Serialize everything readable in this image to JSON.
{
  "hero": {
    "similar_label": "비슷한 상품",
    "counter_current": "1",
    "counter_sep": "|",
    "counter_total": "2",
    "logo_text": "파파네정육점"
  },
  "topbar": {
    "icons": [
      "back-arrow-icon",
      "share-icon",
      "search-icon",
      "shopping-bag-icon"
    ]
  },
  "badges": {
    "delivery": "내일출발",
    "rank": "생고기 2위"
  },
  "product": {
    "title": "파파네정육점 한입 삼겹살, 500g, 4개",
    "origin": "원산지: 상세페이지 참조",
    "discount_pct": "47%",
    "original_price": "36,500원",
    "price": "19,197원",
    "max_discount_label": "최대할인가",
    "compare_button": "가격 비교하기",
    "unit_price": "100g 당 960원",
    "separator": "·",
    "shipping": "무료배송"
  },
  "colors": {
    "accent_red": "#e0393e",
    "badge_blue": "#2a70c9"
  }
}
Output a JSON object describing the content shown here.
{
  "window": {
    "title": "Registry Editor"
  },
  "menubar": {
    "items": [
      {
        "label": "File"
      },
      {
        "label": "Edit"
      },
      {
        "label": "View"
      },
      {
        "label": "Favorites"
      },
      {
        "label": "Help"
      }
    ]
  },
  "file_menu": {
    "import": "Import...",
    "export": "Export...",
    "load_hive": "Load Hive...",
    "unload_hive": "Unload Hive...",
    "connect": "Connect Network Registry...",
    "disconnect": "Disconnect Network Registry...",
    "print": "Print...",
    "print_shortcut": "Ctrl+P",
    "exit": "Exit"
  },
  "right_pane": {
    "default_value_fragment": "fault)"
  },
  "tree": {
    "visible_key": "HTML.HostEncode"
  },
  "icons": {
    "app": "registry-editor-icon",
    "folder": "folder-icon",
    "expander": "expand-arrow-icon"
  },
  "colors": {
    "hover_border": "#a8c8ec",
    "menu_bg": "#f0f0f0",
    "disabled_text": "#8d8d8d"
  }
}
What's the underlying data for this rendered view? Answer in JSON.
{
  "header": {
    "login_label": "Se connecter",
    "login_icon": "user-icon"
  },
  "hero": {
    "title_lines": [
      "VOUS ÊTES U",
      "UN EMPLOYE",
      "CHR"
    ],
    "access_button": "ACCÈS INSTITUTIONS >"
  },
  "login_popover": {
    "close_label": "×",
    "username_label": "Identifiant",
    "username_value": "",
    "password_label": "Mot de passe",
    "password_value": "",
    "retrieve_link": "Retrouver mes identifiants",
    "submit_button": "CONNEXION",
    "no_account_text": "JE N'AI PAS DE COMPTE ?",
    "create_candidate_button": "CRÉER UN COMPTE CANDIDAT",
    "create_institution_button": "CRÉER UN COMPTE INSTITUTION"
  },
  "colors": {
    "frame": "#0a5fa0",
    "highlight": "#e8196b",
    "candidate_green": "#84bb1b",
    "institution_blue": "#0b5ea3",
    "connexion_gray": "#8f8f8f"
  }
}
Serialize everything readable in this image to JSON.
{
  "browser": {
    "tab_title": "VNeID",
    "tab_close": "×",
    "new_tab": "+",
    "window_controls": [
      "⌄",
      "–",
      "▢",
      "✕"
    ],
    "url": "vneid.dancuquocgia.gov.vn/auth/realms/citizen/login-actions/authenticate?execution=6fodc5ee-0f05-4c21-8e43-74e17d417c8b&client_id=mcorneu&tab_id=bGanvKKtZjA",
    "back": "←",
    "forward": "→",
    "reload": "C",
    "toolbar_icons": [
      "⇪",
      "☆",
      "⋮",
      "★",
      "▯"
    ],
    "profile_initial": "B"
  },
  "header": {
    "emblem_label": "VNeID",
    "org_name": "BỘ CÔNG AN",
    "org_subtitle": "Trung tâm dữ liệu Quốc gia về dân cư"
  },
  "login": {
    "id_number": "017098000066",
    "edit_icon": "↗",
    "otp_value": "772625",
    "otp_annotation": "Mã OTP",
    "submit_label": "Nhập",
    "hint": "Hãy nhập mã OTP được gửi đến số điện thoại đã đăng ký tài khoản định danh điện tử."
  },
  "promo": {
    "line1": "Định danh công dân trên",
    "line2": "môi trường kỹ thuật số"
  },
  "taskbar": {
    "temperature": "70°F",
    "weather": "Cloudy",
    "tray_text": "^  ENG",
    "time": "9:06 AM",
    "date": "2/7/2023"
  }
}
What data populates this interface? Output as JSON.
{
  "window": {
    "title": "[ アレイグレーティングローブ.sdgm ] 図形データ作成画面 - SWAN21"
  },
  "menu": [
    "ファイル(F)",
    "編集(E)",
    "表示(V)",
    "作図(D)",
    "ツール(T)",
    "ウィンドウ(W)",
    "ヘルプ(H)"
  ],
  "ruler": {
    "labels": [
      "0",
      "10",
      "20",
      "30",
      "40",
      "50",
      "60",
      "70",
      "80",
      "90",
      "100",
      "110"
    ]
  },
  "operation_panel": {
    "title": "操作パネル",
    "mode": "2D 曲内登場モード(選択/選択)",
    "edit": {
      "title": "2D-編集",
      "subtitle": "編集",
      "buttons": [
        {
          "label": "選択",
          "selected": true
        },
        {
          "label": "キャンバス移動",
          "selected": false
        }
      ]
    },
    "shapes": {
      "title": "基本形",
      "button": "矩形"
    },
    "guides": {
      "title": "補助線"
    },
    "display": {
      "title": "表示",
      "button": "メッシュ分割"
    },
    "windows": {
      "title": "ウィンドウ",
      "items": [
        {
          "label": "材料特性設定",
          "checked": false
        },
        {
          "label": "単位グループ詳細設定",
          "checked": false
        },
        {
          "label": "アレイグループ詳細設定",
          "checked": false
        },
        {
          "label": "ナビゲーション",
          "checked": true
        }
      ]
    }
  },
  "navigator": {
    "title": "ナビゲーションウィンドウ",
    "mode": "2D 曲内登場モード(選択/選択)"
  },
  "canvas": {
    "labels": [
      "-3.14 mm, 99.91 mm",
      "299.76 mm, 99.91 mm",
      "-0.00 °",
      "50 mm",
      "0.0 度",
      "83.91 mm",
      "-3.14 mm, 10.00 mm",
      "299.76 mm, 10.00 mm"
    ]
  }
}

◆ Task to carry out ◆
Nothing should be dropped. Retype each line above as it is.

◆ Exercise solution ◆
Serialize everything readable in this image to JSON.
{
  "hero": {
    "similar_label": "비슷한 상품",
    "counter_current": "1",
    "counter_sep": "|",
    "counter_total": "2",
    "logo_text": "파파네정육점"
  },
  "topbar": {
    "icons": [
      "back-arrow-icon",
      "share-icon",
      "search-icon",
      "shopping-bag-icon"
    ]
  },
  "badges": {
    "delivery": "내일출발",
    "rank": "생고기 2위"
  },
  "product": {
    "title": "파파네정육점 한입 삼겹살, 500g, 4개",
    "origin": "원산지: 상세페이지 참조",
    "discount_pct": "47%",
    "original_price": "36,500원",
    "price": "19,197원",
    "max_discount_label": "최대할인가",
    "compare_button": "가격 비교하기",
    "unit_price": "100g 당 960원",
    "separator": "·",
    "shipping": "무료배송"
  },
  "colors": {
    "accent_red": "#e0393e",
    "badge_blue": "#2a70c9"
  }
}
Output a JSON object describing the content shown here.
{
  "window": {
    "title": "Registry Editor"
  },
  "menubar": {
    "items": [
      {
        "label": "File"
      },
      {
        "label": "Edit"
      },
      {
        "label": "View"
      },
      {
        "label": "Favorites"
      },
      {
        "label": "Help"
      }
    ]
  },
  "file_menu": {
    "import": "Import...",
    "export": "Export...",
    "load_hive": "Load Hive...",
    "unload_hive": "Unload Hive...",
    "connect": "Connect Network Registry...",
    "disconnect": "Disconnect Network Registry...",
    "print": "Print...",
    "print_shortcut": "Ctrl+P",
    "exit": "Exit"
  },
  "right_pane": {
    "default_value_fragment": "fault)"
  },
  "tree": {
    "visible_key": "HTML.HostEncode"
  },
  "icons": {
    "app": "registry-editor-icon",
    "folder": "folder-icon",
    "expander": "expand-arrow-icon"
  },
  "colors": {
    "hover_border": "#a8c8ec",
    "menu_bg": "#f0f0f0",
    "disabled_text": "#8d8d8d"
  }
}
What's the underlying data for this rendered view? Answer in JSON.
{
  "header": {
    "login_label": "Se connecter",
    "login_icon": "user-icon"
  },
  "hero": {
    "title_lines": [
      "VOUS ÊTES U",
      "UN EMPLOYE",
      "CHR"
    ],
    "access_button": "ACCÈS INSTITUTIONS >"
  },
  "login_popover": {
    "close_label": "×",
    "username_label": "Identifiant",
    "username_value": "",
    "password_label": "Mot de passe",
    "password_value": "",
    "retrieve_link": "Retrouver mes identifiants",
    "submit_button": "CONNEXION",
    "no_account_text": "JE N'AI PAS DE COMPTE ?",
    "create_candidate_button": "CRÉER UN COMPTE CANDIDAT",
    "create_institution_button": "CRÉER UN COMPTE INSTITUTION"
  },
  "colors": {
    "frame": "#0a5fa0",
    "highlight": "#e8196b",
    "candidate_green": "#84bb1b",
    "institution_blue": "#0b5ea3",
    "connexion_gray": "#8f8f8f"
  }
}
Serialize everything readable in this image to JSON.
{
  "browser": {
    "tab_title": "VNeID",
    "tab_close": "×",
    "new_tab": "+",
    "window_controls": [
      "⌄",
      "–",
      "▢",
      "✕"
    ],
    "url": "vneid.dancuquocgia.gov.vn/auth/realms/citizen/login-actions/authenticate?execution=6fodc5ee-0f05-4c21-8e43-74e17d417c8b&client_id=mcorneu&tab_id=bGanvKKtZjA",
    "back": "←",
    "forward": "→",
    "reload": "C",
    "toolbar_icons": [
      "⇪",
      "☆",
      "⋮",
      "★",
      "▯"
    ],
    "profile_initial": "B"
  },
  "header": {
    "emblem_label": "VNeID",
    "org_name": "BỘ CÔNG AN",
    "org_subtitle": "Trung tâm dữ liệu Quốc gia về dân cư"
  },
  "login": {
    "id_number": "017098000066",
    "edit_icon": "↗",
    "otp_value": "772625",
    "otp_annotation": "Mã OTP",
    "submit_label": "Nhập",
    "hint": "Hãy nhập mã OTP được gửi đến số điện thoại đã đăng ký tài khoản định danh điện tử."
  },
  "promo": {
    "line1": "Định danh công dân trên",
    "line2": "môi trường kỹ thuật số"
  },
  "taskbar": {
    "temperature": "70°F",
    "weather": "Cloudy",
    "tray_text": "^  ENG",
    "time": "9:06 AM",
    "date": "2/7/2023"
  }
}
What data populates this interface? Output as JSON.
{
  "window": {
    "title": "[ アレイグレーティングローブ.sdgm ] 図形データ作成画面 - SWAN21"
  },
  "menu": [
    "ファイル(F)",
    "編集(E)",
    "表示(V)",
    "作図(D)",
    "ツール(T)",
    "ウィンドウ(W)",
    "ヘルプ(H)"
  ],
  "ruler": {
    "labels": [
      "0",
      "10",
      "20",
      "30",
      "40",
      "50",
      "60",
      "70",
      "80",
      "90",
      "100",
      "110"
    ]
  },
  "operation_panel": {
    "title": "操作パネル",
    "mode": "2D 曲内登場モード(選択/選択)",
    "edit": {
      "title": "2D-編集",
      "subtitle": "編集",
      "buttons": [
        {
          "label": "選択",
          "selected": true
        },
        {
          "label": "キャンバス移動",
          "selected": false
        }
      ]
    },
    "shapes": {
      "title": "基本形",
      "button": "矩形"
    },
    "guides": {
      "title": "補助線"
    },
    "display": {
      "title": "表示",
      "button": "メッシュ分割"
    },
    "windows": {
      "title": "ウィンドウ",
      "items": [
        {
          "label": "材料特性設定",
          "checked": false
        },
        {
          "label": "単位グループ詳細設定",
          "checked": false
        },
        {
          "label": "アレイグループ詳細設定",
          "checked": false
        },
        {
          "label": "ナビゲーション",
          "checked": true
        }
      ]
    }
  },
  "navigator": {
    "title": "ナビゲーションウィンドウ",
    "mode": "2D 曲内登場モード(選択/選択)"
  },
  "canvas": {
    "labels": [
      "-3.14 mm, 99.91 mm",
      "299.76 mm, 99.91 mm",
      "-0.00 °",
      "50 mm",
      "0.0 度",
      "83.91 mm",
      "-3.14 mm, 10.00 mm",
      "299.76 mm, 10.00 mm"
    ]
  }
}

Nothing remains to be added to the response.